The Commissioners asked Messrs. Gordon to allow the electric plant in the hall to remain until after the forthcoming bazaar which is being organised by Colonel Vigors and others for the purpose of restoring the old Cathedral at Leighlin. Like all new ventures the Carlow Electric Light Co. had its teething problems, a letter was read at the September 8, 1891 meeting of the Town Commission from Messrs Gordon & Co. apologizing for not being in a position to light the public lights for two nights. The river being unusually high for time of year, they were unable to complete the permanent plant.

 

"The price paid by Major Alexander for the lighting installation, plant, machinery, and good will of the Carlow Electric Co., is £3,500.

The original cost of the works was £20,000, so that the venture was the reverse of successful.

It is to be hoped however, that the business will turn out a profitable one to its present owner, as there is no doubt but that the electric light is a great boon, not only for public lighting, but as a means of inducing wholesome competition for private supplies".

- Nationalist & Leinster Times, 19th May 1894.

The following letter appeared in The Nationalist & Leinster Times, October 10th 1891.
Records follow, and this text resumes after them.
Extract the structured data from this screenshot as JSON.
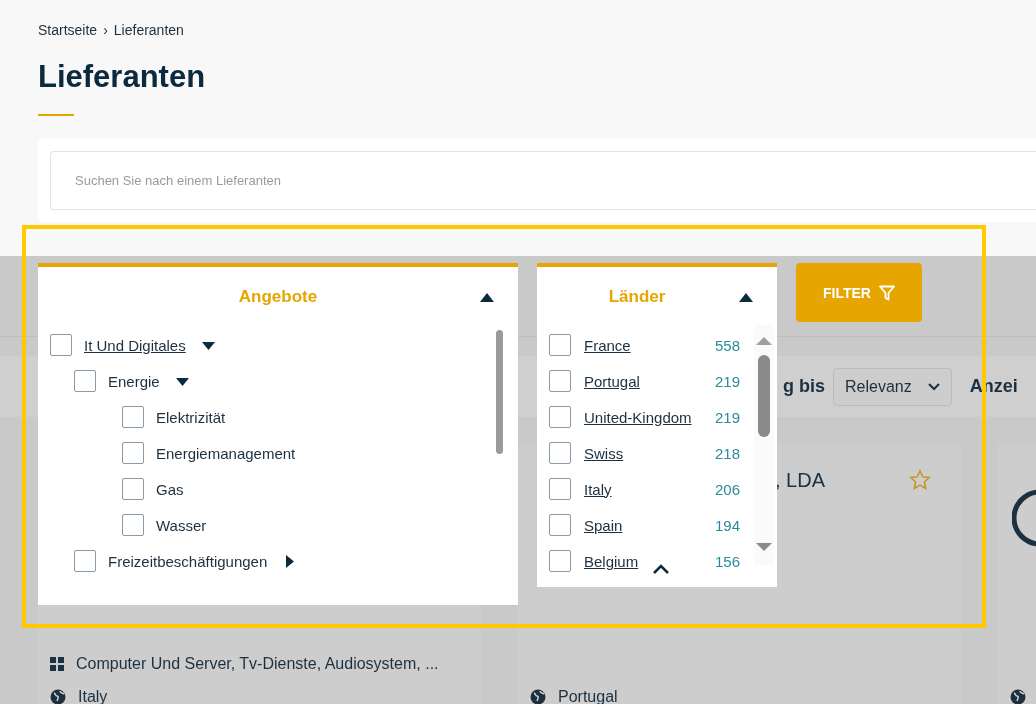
{
  "breadcrumb": [
    {
      "label": "Startseite",
      "separator": "›"
    },
    {
      "label": "Lieferanten"
    }
  ],
  "title": "Lieferanten",
  "search": {
    "placeholder": "Suchen Sie nach einem Lieferanten"
  },
  "toolbar": {
    "sort_label": "g bis",
    "sort_value": "Relevanz",
    "display_label": "Anzei"
  },
  "cards": [
    {
      "offers": "Computer Und Server, Tv-Dienste, Audiosystem, ...",
      "country": "Italy"
    },
    {
      "title": ", LDA",
      "country": "Portugal",
      "favorite": false
    },
    {
      "logo": true
    }
  ],
  "offers_panel": {
    "title": "Angebote",
    "expanded": true,
    "items": [
      {
        "label": "It Und Digitales",
        "kind": "link",
        "checked": false,
        "expanded": true,
        "children": [
          {
            "label": "Energie",
            "kind": "plain",
            "checked": false,
            "expanded": true,
            "children": [
              {
                "label": "Elektrizität",
                "kind": "plain",
                "checked": false
              },
              {
                "label": "Energiemanagement",
                "kind": "plain",
                "checked": false
              },
              {
                "label": "Gas",
                "kind": "plain",
                "checked": false
              },
              {
                "label": "Wasser",
                "kind": "plain",
                "checked": false
              }
            ]
          },
          {
            "label": "Freizeitbeschäftigungen",
            "kind": "plain",
            "checked": false,
            "expanded": false
          }
        ]
      }
    ]
  },
  "countries_panel": {
    "title": "Länder",
    "expanded": true,
    "items": [
      {
        "label": "France",
        "count": "558",
        "checked": false
      },
      {
        "label": "Portugal",
        "count": "219",
        "checked": false
      },
      {
        "label": "United-Kingdom",
        "count": "219",
        "checked": false
      },
      {
        "label": "Swiss",
        "count": "218",
        "checked": false
      },
      {
        "label": "Italy",
        "count": "206",
        "checked": false
      },
      {
        "label": "Spain",
        "count": "194",
        "checked": false
      },
      {
        "label": "Belgium",
        "count": "156",
        "checked": false
      }
    ]
  },
  "filter_button": "FILTER",
  "highlight": true
}
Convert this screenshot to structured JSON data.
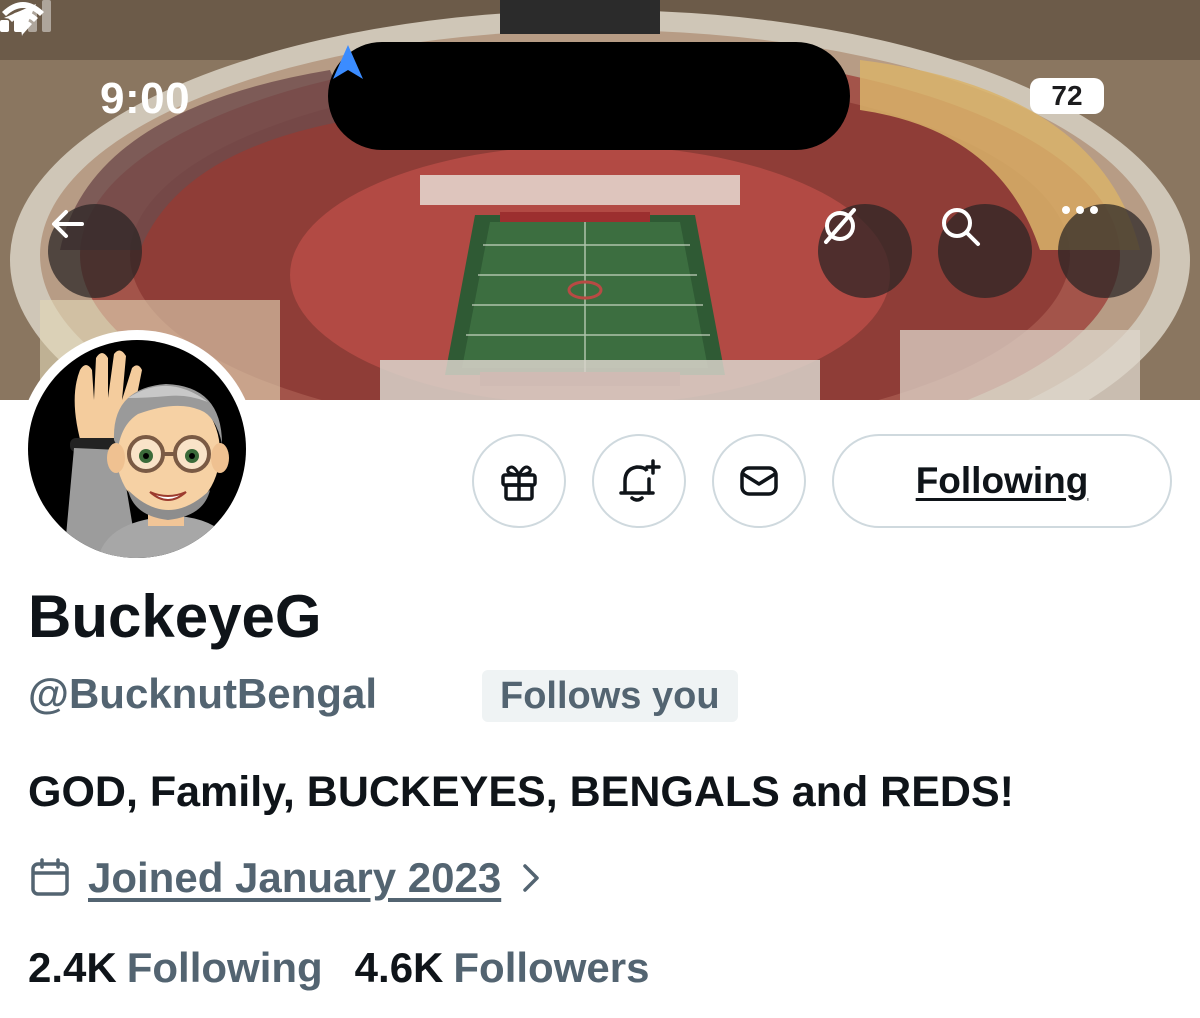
{
  "status_bar": {
    "time": "9:00",
    "battery": "72",
    "location_icon": "location-arrow-icon",
    "signal_icon": "cellular-signal-icon",
    "wifi_icon": "wifi-icon"
  },
  "header_buttons": {
    "back": "back-arrow-icon",
    "grok": "grok-icon",
    "search": "search-icon",
    "more": "more-icon"
  },
  "actions": {
    "gift_icon": "gift-icon",
    "notify_icon": "bell-plus-icon",
    "message_icon": "mail-icon",
    "following_label": "Following"
  },
  "profile": {
    "display_name": "BuckeyeG",
    "handle": "@BucknutBengal",
    "follows_you": "Follows you",
    "bio": "GOD, Family, BUCKEYES, BENGALS and REDS!",
    "joined": "Joined January 2023",
    "stats": {
      "following_count": "2.4K",
      "following_label": "Following",
      "followers_count": "4.6K",
      "followers_label": "Followers"
    }
  },
  "colors": {
    "primary_text": "#0f1419",
    "secondary_text": "#536471",
    "border": "#cfd9de",
    "badge_bg": "#eff3f4",
    "nav_blue": "#3b8cff"
  }
}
11 Pall Mall,
London.
9th October, 1891.
Dear Sir,—I wish on behalf of my co-directors and myself to thank the Town Commissioners for the kind expression of satisfaction they have been good enough to authorise you to send to us with regard to the electric lighting of Carlow.
It has also given us great pleasure to note the opinion you held as to the manner in which we have carried out our engagement.
We may assure you that we shall endeavour to the utmost to retain this good opinion. I wish to take this opportunity to express the pleasure it has given us to have had dealings with the Carlow Town Commissioners, and to thank them for the assistance they have always readily rendered to us whenever it lay in their power.—
Yours faithfully,
W. J. Revington, Managing Director. John Hammon, Esq., M.P.,
"Chairman, Carlow Town Commissioners."

Source: This article was previously published in the Carloviana 1991/92 pages 24-27

PART 2

Back Milford House Milford Mills Milford 1955 Electricity Railway

The information contained in these pages is provided solely for the purpose  of sharing with others researching their ancestors in Ireland.
© 2001 Ireland Genealogy Projects, IGP TM By Pre-emptive Copyright - All rights reserved

TOP OF PAGE